Writing in The Jewish Week, Gary Rosenblatt tackles the thorny problem of how we religious Jews should relate to our non-religious brethren:
How should Orthodox Jews relate to other Jews in modern society? Should they emulate Noah, who obeyed God’s command to build an ark and separate himself and his family from the rest of the world that was literally drowning? Or should they follow the example of Abraham, who argued with God in order to try to save the lives of the sinful inhabitants of Sodom and Gomorrah?
Off the top, both examples are, when analyzed, not exactly the best ones to make Rosenblatt's case in either direction. Noach, did not separate himself from the rest of humanity. As Chazal make abundantly clear, during the 120 years he spent building the ark, he was in contact with other folks. He hid the purpose of the ark, to survive a coming global calamity, from no one. When the mabul came, he didn't enter the ark because he was frustrated by his neighbours and wanted to get away from them. He did it so that he wouldn't be killed.

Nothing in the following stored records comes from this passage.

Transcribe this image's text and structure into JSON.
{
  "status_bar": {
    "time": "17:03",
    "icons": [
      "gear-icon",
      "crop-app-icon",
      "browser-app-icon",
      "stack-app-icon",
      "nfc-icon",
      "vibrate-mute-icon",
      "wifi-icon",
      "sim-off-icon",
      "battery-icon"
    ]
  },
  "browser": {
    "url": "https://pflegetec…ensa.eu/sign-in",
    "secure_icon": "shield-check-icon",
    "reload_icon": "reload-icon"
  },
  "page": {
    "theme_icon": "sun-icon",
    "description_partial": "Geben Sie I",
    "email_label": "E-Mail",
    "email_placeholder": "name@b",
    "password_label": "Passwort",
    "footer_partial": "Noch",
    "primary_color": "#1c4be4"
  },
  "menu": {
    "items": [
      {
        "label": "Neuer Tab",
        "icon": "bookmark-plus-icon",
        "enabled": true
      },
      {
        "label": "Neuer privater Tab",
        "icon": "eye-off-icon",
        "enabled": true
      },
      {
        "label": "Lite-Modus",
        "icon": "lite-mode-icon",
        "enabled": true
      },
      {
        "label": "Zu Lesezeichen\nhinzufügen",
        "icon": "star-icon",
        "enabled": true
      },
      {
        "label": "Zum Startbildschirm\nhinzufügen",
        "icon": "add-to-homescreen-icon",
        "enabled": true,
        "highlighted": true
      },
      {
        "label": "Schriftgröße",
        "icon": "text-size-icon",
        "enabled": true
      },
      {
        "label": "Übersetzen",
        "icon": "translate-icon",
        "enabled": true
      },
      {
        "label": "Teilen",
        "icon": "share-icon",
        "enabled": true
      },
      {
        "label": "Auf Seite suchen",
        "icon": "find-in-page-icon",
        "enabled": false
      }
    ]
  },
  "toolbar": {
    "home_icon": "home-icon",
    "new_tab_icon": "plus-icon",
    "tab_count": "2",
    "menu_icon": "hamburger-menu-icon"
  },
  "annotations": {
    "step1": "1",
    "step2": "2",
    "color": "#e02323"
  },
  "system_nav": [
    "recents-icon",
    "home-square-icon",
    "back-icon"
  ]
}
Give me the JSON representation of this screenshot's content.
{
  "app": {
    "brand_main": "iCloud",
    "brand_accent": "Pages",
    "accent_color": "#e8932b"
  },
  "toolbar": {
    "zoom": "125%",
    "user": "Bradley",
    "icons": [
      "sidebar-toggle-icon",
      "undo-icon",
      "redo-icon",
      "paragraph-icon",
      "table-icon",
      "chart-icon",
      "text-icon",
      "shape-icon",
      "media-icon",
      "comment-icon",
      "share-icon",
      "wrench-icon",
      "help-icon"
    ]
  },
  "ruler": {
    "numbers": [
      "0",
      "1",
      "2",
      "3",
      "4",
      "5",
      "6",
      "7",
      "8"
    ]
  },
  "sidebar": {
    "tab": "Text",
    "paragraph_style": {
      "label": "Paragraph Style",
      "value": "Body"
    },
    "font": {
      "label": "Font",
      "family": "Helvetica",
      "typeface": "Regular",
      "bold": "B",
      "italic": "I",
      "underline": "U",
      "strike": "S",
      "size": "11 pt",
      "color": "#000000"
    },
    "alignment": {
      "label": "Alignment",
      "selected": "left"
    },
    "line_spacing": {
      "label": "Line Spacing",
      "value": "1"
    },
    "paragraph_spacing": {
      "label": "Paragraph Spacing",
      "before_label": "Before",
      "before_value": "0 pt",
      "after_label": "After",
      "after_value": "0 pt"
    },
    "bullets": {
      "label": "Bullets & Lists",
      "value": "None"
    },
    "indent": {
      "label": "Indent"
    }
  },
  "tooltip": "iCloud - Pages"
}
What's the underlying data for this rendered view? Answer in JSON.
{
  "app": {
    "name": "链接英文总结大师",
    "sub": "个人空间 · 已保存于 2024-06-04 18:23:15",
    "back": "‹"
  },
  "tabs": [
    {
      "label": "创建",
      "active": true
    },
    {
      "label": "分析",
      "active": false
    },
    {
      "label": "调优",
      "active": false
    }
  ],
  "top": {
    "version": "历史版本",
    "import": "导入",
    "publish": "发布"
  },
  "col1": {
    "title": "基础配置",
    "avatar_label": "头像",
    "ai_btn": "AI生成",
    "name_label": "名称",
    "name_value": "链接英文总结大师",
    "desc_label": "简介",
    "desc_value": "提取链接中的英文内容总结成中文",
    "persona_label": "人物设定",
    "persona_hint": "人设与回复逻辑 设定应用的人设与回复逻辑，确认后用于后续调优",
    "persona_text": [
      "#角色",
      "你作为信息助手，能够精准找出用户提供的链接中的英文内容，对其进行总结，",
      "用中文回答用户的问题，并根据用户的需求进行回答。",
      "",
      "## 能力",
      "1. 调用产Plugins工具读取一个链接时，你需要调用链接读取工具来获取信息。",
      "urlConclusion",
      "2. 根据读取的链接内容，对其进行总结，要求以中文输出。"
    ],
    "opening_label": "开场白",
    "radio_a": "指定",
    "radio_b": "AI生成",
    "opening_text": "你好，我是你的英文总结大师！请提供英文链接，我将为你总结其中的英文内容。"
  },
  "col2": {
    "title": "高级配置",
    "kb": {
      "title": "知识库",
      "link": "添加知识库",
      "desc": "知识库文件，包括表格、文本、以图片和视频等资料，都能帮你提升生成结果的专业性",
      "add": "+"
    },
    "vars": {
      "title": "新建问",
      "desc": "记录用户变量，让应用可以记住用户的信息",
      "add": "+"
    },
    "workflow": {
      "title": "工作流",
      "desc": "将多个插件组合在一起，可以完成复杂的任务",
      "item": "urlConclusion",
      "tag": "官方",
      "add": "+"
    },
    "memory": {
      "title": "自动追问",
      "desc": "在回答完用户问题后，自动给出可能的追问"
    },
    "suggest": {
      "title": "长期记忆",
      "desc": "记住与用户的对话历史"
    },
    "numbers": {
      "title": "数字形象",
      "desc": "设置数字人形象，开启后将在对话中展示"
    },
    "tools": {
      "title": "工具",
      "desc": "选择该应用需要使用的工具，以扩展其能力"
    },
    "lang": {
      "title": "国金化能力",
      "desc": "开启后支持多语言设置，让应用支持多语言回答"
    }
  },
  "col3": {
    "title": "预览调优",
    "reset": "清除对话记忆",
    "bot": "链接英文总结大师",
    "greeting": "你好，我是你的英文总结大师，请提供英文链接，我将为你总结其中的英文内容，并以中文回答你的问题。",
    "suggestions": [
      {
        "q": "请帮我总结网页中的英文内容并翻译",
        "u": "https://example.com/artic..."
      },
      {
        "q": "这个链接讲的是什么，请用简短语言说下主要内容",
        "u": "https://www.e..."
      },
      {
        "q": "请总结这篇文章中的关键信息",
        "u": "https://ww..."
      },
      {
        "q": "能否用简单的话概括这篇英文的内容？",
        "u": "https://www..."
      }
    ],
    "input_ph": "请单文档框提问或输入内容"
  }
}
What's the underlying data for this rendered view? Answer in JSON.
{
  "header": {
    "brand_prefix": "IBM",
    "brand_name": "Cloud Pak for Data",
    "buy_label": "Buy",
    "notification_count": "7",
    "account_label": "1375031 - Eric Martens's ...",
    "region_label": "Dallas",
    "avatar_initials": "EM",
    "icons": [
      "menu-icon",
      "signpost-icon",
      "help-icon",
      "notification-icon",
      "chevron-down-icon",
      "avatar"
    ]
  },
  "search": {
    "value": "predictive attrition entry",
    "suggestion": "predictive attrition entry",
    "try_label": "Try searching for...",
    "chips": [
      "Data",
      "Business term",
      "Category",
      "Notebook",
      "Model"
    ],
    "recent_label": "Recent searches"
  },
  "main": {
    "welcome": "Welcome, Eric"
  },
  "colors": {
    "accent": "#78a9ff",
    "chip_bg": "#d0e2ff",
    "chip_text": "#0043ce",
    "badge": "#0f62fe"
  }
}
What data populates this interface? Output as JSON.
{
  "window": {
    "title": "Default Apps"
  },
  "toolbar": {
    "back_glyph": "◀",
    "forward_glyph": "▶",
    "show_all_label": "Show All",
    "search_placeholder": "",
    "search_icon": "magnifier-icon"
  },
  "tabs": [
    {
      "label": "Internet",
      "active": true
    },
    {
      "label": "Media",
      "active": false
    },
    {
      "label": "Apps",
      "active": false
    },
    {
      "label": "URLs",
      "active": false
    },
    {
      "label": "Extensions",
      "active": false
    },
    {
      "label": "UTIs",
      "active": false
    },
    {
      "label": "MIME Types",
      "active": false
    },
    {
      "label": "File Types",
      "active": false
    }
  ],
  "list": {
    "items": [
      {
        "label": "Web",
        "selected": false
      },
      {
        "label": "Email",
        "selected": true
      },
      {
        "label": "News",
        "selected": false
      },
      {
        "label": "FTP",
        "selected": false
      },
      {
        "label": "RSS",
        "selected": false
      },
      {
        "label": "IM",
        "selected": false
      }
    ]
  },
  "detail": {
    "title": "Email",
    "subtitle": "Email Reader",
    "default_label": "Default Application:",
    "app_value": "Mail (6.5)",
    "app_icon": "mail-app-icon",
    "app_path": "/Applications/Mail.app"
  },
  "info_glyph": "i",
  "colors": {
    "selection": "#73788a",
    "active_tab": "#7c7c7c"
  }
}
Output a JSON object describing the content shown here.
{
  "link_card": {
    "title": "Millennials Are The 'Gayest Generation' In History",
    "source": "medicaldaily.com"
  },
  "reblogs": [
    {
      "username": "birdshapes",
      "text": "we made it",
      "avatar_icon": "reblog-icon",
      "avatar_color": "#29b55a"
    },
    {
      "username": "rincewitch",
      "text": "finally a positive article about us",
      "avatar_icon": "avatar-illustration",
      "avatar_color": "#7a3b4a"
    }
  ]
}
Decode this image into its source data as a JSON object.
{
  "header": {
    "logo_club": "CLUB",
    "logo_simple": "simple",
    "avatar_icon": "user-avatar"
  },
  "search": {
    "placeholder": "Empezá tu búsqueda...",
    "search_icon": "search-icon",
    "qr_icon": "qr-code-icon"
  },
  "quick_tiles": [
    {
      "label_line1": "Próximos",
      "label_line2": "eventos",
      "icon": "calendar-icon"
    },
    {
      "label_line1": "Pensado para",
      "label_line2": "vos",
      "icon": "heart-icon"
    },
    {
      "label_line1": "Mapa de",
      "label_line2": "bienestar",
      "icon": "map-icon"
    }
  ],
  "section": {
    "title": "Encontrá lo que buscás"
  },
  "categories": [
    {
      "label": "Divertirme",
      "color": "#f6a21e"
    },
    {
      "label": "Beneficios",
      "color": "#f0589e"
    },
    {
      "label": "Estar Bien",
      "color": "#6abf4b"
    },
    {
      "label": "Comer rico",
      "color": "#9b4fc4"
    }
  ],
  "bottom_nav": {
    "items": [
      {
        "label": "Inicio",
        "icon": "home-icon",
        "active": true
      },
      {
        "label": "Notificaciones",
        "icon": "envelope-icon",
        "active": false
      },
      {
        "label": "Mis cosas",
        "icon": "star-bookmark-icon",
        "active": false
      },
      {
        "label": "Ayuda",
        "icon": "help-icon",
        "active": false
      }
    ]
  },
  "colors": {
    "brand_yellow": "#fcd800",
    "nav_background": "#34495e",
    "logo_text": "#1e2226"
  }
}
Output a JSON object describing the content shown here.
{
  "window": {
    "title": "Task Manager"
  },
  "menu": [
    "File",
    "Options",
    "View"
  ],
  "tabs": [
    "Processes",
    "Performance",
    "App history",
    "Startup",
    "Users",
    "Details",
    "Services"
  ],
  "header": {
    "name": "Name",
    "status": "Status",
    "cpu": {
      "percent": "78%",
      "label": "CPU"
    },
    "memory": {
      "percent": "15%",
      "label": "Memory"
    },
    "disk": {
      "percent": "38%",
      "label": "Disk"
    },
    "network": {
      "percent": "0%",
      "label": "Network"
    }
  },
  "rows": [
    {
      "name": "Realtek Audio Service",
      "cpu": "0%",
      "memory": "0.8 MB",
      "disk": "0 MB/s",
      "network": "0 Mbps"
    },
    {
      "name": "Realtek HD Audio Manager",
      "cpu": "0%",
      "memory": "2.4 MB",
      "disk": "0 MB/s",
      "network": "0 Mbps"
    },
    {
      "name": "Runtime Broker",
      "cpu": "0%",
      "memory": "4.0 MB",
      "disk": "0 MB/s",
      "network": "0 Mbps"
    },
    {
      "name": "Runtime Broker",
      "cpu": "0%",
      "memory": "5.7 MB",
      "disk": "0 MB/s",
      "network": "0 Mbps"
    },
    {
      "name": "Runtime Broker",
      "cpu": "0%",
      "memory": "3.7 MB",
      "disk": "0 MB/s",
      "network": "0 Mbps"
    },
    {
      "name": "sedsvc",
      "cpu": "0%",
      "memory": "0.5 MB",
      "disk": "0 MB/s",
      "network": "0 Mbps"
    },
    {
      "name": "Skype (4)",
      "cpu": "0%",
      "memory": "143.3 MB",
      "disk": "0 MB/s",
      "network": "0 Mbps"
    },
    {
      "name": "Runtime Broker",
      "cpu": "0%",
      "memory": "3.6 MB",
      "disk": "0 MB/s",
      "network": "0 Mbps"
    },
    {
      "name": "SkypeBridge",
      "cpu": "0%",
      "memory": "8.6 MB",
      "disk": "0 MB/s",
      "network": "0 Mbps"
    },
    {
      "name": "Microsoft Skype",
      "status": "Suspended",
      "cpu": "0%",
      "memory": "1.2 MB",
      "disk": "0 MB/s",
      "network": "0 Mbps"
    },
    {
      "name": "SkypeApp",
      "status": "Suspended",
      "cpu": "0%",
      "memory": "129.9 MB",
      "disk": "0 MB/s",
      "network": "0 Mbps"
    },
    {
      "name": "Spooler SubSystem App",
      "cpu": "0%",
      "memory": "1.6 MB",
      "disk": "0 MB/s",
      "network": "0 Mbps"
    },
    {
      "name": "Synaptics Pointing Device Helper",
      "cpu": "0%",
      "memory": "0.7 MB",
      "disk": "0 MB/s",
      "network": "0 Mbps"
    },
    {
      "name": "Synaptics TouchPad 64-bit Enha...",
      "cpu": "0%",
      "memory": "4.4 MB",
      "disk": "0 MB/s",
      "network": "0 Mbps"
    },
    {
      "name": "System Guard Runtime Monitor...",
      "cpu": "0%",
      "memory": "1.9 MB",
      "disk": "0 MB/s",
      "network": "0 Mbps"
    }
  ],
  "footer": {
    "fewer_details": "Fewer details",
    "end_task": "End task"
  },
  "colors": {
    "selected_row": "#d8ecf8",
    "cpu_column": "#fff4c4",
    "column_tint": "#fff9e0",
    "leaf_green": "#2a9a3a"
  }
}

Avraham Avinu, on the other hand, was a much different case. Rather than go to people, he waited for people to come to him. Yes, his tent was open in all four directions so that any wayfarer could enter no matter what direction he approached from, but the wayfarer still had to approach. Other than the three angels, Avraham didn't exactly go door to door and ask people if they'd put tefillin on today. As for the example of Sodom, Avraham may have prayed for them but he didn't associate with them, not one bit. His only conversation with the king of the city is terse, along the lines of: Take your stuff and screw off buddy.
Amongst today's Jews, there are a few Noah figures. Chabad comes to mind, although they don't actually promise an apolcalypse but they are rather active in trying to get people to come closer to Torah and the Ribono shel Olam. However, there are no Avraham figures out there, people who have compassion for the worst of what's in this world and who would fight to the death to protect them. So neither model seems an appropriate for the today's Orthodox Jewry.
Fortunatley, the featured figure in his article, Rav Benny Lau, seems to be quite the sensible fellow:
Rabbi Benny Lau, a popular Jerusalem spiritual leader and director of the Center for Judaism and Society at Beit Morasha, an Israeli academic center for Jewish studies and leadership development, posited those two biblical extremes in discussing the topic "If I Forget Thee Tel Aviv: Orthodoxy’s Responsibility to World Jewry and
Humanity" on a recent Sunday at a local forum. He came down squarely in the Abraham camp, asserting "we should not accept the view of some Orthodox Jews who want to stay on the ark, believing that the outside world is dangerous."
In arguing for compassion and engagement, he also disagreed with the interpretation of Rashi, the most famous biblical and Talmudic commentator, who, in discussing a Talmudic point about what should be done if a convert to Judaism wants to go back to his old life, concludes, "we don’t care."
Times have changed, said Rabbi Lau. "My reaction is just the opposite. Our slogan should be ‘I care.’"...
Asked by moderator Eugene Korn, a rabbi and scholar in areas of Jewish ethics, to address the situation in Israel, Rabbi Lau said it was "a tragedy" that many secular Israelis think rabbis concern themselves only with matters of kashrut, the Knesset and money, and that Judaism has little to say about health care or issues of social justice.
He said he would like to do away with the word "Orthodox" and other denominational divisions, preferring the notion of "living with mitzvot."
"When you are confident with yourself, you can be open to others," Rabbi Lau said. "When you are fearful, then you are closed."
While there was strong agreement among the panelists and moderator of the program, the fact is that many if not most Orthodox Jews here and in Israel eschew contact with other communities, either out of lack of interest or fear that such associations can weaken the core.
Unfortunately I think there's good reason for that fear and lack of interest. As Western society continues to polarize between the radically religious and the fanatically uninterested, there is less and less common ground for the two sides to meet and have coffee over.
Yet as religious Jews it is our responsibility to show our non-religious brethren all that is fulfilling and uplifting about Judaism. Instead of focusing on how to make life more difficult with the latest chumra-of-the-week, we should be bringing people into our homes on Friday nights and teaching them zemiros. Let them see the positive and perhaps it will have the effect it must have.
In the end, it's not Noah or Avraham that is the ideal role model for Orthodox Jews, but rather Aharon HaKohen who, as Avos tells us, loved peace and pursued it. He did go door to door, not to inflict religion but to show kindness on his contemporaries. Instead of sitting on our haunches and feelings self-righteous in the knowledge that we have the right path, we should be trying more to share that truth kindly with others.